My movie for the weekend was Good Night, and Good Luck, a very well received move from 2005 which told the story of Edward R. Murrow's battle to expose Joseph McCarthy's "Commie Witch hunt" as nothing but Constitutionally challenged paranoia. This black and white film was nominated for six Oscars, including Best Picture and Best Actor, although it did not win any.
David Strathairn as Edward R. Murrow and George Clooney as his producer Fred Friendly are excellent in showing their growing resolve to butt heads against the growing paranoia of Joe McCarthy (played quite ably by himself via newsclips). They get some flak from CBS President William Paley (Frank Langella) but are ultimately allowed to expose McCarthy's hypocrisy.
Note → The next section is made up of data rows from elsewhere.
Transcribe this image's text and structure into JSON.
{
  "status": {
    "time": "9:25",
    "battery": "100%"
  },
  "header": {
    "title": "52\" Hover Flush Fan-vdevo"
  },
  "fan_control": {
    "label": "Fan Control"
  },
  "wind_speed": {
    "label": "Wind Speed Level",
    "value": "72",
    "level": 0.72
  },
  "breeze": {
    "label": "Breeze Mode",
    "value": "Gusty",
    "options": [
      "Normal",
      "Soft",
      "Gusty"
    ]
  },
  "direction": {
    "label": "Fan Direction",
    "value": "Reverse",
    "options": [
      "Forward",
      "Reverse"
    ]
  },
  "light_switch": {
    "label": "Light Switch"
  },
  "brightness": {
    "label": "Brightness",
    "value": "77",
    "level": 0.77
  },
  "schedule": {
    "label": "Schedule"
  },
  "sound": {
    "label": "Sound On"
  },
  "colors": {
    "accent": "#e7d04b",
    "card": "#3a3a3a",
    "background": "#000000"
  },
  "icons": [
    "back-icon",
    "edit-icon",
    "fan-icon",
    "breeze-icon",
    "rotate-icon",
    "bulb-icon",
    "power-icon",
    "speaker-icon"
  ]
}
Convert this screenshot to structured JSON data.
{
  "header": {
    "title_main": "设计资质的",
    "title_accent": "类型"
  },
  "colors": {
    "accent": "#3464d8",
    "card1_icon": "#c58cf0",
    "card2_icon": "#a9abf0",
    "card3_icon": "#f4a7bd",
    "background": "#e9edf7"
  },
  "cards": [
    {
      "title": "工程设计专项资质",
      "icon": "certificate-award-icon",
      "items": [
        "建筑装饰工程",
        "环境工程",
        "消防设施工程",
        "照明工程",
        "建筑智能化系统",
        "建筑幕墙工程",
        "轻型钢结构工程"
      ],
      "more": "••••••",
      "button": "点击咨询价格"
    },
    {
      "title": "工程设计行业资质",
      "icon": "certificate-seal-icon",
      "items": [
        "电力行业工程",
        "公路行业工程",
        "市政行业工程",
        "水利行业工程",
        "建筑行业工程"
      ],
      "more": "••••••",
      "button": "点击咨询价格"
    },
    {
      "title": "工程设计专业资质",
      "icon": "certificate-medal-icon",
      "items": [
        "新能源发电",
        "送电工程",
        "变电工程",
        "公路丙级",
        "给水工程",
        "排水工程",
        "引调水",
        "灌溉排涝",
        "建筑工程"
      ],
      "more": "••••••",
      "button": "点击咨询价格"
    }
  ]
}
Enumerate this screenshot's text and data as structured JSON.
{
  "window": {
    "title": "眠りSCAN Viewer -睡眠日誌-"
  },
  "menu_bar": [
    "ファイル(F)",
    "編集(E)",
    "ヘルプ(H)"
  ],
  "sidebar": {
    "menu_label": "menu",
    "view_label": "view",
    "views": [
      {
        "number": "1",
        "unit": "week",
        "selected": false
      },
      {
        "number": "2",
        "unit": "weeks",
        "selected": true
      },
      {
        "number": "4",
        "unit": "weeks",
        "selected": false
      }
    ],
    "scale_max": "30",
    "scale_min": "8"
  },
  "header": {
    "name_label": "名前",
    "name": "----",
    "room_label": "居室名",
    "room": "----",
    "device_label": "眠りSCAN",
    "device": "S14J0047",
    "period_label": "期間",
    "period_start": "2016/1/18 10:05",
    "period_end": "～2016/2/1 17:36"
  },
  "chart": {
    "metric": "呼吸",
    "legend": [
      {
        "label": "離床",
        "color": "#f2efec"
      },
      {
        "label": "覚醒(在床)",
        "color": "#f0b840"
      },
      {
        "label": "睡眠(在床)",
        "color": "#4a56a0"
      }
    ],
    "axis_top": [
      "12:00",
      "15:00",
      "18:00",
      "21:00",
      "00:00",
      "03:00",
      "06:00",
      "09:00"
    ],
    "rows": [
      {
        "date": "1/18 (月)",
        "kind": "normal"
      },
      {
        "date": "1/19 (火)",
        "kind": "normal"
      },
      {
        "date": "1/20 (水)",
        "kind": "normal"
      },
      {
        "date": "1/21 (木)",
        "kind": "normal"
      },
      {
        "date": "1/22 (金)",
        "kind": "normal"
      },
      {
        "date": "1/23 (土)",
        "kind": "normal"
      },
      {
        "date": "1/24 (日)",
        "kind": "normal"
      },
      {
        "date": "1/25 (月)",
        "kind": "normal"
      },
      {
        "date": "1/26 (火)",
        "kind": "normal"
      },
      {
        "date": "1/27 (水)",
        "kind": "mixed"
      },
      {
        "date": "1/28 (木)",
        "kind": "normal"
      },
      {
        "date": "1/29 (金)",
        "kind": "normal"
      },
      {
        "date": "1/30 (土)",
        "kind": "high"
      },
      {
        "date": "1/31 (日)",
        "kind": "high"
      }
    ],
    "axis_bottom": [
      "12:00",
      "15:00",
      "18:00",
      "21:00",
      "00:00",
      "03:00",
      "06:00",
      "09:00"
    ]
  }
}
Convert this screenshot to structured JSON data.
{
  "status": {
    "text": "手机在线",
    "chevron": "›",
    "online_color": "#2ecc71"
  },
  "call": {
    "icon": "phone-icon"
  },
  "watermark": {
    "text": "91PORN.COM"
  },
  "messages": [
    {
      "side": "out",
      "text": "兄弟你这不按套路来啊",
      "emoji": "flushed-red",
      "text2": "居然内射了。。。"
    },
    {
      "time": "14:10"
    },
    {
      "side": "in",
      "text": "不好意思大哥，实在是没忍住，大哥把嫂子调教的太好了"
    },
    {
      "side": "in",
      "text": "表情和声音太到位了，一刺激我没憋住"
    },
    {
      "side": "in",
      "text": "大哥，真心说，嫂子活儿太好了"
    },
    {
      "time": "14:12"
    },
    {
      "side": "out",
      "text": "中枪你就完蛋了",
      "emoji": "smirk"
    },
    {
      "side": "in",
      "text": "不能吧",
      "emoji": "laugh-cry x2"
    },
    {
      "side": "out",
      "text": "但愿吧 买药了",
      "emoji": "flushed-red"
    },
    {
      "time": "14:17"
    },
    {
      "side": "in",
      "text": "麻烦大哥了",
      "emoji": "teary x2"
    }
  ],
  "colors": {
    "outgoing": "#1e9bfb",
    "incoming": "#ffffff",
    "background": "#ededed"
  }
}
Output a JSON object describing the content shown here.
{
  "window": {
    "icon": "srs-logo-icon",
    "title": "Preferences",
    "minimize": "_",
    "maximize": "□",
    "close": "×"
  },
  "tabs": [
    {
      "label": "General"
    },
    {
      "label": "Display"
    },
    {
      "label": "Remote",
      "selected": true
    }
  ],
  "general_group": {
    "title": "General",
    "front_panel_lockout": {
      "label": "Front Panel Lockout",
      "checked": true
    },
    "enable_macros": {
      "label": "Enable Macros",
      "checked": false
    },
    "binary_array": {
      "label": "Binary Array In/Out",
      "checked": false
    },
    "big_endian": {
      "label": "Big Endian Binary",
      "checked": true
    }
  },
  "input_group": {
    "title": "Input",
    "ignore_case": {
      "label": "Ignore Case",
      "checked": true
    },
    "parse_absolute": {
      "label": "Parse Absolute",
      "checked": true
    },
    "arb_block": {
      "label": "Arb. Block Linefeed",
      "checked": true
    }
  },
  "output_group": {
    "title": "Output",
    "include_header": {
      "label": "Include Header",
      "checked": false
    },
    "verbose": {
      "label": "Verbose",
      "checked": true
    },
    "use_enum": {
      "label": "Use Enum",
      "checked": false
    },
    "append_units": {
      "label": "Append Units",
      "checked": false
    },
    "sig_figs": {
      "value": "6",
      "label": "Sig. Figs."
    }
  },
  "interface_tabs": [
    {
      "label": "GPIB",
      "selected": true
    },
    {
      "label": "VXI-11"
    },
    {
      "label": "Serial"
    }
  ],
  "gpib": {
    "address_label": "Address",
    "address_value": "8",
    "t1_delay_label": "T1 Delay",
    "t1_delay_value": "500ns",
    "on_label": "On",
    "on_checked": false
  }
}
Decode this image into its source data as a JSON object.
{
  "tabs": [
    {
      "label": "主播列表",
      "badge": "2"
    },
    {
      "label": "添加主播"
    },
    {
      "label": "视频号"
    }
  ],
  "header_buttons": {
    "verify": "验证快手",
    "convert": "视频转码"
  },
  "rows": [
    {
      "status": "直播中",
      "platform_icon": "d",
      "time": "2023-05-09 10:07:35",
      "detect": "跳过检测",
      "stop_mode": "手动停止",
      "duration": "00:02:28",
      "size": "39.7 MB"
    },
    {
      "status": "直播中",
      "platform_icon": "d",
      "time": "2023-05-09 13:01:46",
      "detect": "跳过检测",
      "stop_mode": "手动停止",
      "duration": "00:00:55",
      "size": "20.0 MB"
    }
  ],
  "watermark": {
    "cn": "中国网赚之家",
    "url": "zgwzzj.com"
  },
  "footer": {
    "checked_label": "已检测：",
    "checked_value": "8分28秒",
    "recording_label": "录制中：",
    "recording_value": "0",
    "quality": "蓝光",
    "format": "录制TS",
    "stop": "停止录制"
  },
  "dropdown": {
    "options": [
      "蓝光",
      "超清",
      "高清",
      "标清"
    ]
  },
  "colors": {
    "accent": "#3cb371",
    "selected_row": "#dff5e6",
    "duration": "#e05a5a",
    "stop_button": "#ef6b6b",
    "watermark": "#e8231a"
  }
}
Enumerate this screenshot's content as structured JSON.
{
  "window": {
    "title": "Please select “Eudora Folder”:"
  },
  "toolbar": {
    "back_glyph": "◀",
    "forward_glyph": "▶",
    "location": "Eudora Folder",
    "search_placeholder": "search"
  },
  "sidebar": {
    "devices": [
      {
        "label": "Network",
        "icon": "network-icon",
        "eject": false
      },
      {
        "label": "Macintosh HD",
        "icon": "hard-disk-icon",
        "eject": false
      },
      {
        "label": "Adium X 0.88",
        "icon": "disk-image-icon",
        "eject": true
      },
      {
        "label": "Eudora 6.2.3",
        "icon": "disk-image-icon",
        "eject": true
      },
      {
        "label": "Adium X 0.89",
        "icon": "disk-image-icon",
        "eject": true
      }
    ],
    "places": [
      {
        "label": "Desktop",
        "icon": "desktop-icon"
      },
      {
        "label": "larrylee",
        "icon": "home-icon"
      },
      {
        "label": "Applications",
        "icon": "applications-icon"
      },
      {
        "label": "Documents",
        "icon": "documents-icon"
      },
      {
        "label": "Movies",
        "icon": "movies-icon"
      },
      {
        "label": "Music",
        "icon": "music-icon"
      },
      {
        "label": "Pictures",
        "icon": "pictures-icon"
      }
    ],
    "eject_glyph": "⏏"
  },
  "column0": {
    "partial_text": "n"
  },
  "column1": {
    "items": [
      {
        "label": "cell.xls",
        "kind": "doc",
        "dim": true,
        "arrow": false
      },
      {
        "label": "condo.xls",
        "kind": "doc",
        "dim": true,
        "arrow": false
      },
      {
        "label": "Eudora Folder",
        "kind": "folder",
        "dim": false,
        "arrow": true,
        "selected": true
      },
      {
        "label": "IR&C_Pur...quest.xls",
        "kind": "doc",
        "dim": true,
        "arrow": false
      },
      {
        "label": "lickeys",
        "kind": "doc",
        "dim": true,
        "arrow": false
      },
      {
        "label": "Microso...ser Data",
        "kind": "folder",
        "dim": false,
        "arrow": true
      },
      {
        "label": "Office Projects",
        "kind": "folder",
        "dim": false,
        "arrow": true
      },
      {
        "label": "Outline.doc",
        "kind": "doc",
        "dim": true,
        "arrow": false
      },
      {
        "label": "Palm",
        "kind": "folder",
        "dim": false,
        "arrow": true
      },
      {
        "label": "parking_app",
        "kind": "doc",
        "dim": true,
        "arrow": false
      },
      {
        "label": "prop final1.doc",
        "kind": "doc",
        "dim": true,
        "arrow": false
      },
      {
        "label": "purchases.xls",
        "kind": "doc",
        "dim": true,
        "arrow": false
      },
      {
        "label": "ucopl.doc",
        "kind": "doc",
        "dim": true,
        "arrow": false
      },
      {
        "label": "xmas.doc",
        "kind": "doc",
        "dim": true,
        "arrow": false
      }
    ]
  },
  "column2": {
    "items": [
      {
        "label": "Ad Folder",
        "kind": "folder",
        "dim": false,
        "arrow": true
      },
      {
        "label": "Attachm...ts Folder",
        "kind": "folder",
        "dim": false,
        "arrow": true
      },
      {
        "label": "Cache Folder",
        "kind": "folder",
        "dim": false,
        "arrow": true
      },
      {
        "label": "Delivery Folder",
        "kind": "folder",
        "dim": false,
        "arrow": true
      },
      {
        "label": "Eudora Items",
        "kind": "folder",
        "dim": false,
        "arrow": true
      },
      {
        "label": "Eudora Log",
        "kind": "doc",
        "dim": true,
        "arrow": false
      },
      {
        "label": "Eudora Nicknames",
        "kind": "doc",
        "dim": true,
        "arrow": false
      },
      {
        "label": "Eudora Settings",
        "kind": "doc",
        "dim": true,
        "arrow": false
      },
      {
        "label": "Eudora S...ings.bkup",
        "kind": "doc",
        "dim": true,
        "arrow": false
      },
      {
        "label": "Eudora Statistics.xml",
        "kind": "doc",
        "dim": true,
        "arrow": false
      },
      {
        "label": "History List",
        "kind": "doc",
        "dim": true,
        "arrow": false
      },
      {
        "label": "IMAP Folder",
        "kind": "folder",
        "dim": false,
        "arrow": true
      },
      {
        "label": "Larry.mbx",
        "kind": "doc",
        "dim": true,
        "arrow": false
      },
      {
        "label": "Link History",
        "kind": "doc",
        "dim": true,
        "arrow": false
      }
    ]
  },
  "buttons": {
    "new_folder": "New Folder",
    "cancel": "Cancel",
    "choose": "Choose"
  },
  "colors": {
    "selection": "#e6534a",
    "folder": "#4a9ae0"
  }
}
This very earnest movie tells a story well worth telling, especially in today's atmosphere of spineless "me-too" journalism, but it lacks drama. My father complained that Day of the Jackal lacked suspense, because everyone knew that DeGaulle wasn't going to be assassinated, and I felt the same way while watching Good Night. We all know that finally McCarthy will be knocked over. It does have some resonance today, because the spineless media coverage of current attacks on the US Constitution and habeas corpus have allowed too much to happen already.
But the movie itself, while well told and solidly acted, didn't really resonate. The sub-plot of the "hidden" romance between two CBS co-workers seemed to be merely filler. So I can't really recommend the movie, although the story is important.
My other visual media experience for the weekend was the MHD On Demand free showing of the Gorillaz concert at the Apollo Theater. A friend recently sent along a lyric he liked:
There's a monkey in the jungle,
Watchin' a vapour trail.
Caught up in the conflict
Between his Brain and his Tail.
- Gorillaz, "19-2000"
So as I was puttering about downstairs cleaning up, I noticed there was a Gorillazconcert available, so I put it on. I honestly knew nothing about Gorillaz, so unlike my friend, I didn't find it odd that this "virtual" band was shown in concert! But I really enjoyed the show. It was a multimedia extravaganza and so I was distracted more than I wanted while I was supposed to be cleaning up. But it was some great music, with some excellent guest spots by people like Neneh Cherry and a reading by Dennis Hopper. The show at the Apollo Theater is of the Demon Days album, so that goes to the top of my want list now. I really liked how the band was shown mostly in silhouette, against a changing background of solid colors, at least until frontman Damon Albarn came forward for the last song, Hong Kong, accompanied by a beautiful woman playing the Chinese zither. Great stuff! Here's Happy Mondays/Black Graper Shaun Ryder singing DARE along with Martina Topley-Bird (I think) in a highlight for me:
I think that Demon Days would make a great title for a post-apocalyptic computer RPG too. I'll have to think more about that...